Fuentes Knight — a former minister of finance of Guatemala — and former President Alvaro Colom are two of 10 people detained as part of a public transport graft probe. 

REUTERS/Fabricio Alonzo

The investigation involves bus purchases made during Colom's administration, said chief anti-corruption officer at the public prosecutor’s office Juan Francisco Sandoval.

Back in 2009, then-President Alvaro Colom announced the purchase of new buses. As part of the deal, a partnership with the National Bank for Economic and Social Development of Brazil was established to buy 3,150 buses.
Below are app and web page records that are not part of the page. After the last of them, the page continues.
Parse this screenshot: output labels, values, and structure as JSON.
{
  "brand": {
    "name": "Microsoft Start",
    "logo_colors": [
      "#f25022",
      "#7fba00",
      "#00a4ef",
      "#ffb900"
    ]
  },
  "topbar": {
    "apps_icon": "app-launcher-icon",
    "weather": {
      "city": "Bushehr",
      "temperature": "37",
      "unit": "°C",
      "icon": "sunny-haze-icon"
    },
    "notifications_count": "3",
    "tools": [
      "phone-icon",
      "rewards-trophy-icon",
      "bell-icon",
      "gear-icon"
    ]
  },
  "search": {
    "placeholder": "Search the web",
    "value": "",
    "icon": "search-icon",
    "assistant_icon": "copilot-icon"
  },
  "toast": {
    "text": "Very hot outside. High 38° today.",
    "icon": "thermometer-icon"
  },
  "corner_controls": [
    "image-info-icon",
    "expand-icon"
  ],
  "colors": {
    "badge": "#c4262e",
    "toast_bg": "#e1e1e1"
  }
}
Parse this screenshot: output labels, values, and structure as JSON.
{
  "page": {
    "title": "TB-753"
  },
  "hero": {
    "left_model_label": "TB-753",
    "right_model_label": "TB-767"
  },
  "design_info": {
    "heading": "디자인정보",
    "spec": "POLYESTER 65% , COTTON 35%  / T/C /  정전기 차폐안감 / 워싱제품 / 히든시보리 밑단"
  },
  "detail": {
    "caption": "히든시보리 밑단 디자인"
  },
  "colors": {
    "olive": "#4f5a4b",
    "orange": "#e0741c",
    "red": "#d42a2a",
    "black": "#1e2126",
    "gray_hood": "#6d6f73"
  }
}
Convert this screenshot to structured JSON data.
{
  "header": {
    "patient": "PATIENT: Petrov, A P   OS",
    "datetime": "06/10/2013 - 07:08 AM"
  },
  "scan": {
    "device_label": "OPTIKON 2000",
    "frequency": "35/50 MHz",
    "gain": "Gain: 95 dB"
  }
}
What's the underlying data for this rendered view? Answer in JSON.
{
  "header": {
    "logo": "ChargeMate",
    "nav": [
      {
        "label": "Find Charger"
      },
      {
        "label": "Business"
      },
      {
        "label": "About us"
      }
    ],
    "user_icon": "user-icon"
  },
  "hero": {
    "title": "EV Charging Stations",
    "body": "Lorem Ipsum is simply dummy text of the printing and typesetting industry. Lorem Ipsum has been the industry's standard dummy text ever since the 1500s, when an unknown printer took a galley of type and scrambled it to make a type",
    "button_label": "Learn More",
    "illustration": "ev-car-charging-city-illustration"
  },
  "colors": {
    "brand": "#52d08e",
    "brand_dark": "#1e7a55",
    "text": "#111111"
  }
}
However, only 455 arrived in Guatemala, said Attorney General Thelma Aldana.

Under Fuentes Knight, the ministry of finance invested almost €30 million as subsidies for the buses.

Auditors later found there was no formal oversight of the subsidies given by the Colom administration.

“The pay of the subsidies was handled with a series of daily reports that did not get any administrative control,” said the auditors to Prensa Libre.

Fuentes Knight was appointed chairman of Oxfam International in 2015.

Oxfam's troubles deepen

Fuentes Knight’s arrest marks the latest blow for Oxfam, which is in crisis over its handling of alleged sexual misconduct by its aid workers in Haiti and Chad.

The NGO is accused of concealing the findings of an inquiry into claims that staff used prostitutes while delivering aid to Haiti following the 2010 earthquake.

The charity was allegedly aware of concerns about the conduct of two of the men at the centre of the allegations when they previously worked in Chad.

Guatemalan media has said Fuentes Knight's arrest is not related to the Oxfam scandals in Haiti and Chad. 

Oxfam Great Britain's deputy chief executive, Penny Lawrence, resigned on Monday, saying she was “desperately sorry for the harm and distress” caused by the controversy.

"As programme director at the time, I am ashamed that this happened on my watch and I take full responsibility," she said in a statement.

The humanitarian group received £31.7 million (€35.6 million) in UK government funding in 2016/17 but the support has been put at risk by the scandal.

A further £29.3 million (€32.9 million) in EU funding could also be at risk, with the European Commission warning that it has a “zero tolerance” approach to any group failing to meet its ethical standards.

In a tweet this week, Fuentes Knight condemned the actions of the Haiti aid workers, saying: "I condemn the actions of the Oxfam group in Haiti in 2011."

"This represents a blow to the actions of good people working for Oxfam with whom I identify, who have provided support to disaster victims and injustice."

At the time of Fuentes Knight's appointment in 2015, Oxfam said in a statement at the time that his hiring: "coincides with a time of institutional change within Oxfam as it reorganizes its confederation to become a more global, stream-lined and influential one."

“I am excited by the chance to help shape Oxfam’s changes as it seeks to become an even more innovative force around the world, especially in using its knowledge with partners and allies to make a greater impact on global development issues. These changes will further the organization’s core goals that remain to reduce poverty and inequality, and help people to seize the opportunities of making better lives," Fuentes Knight said in 2015.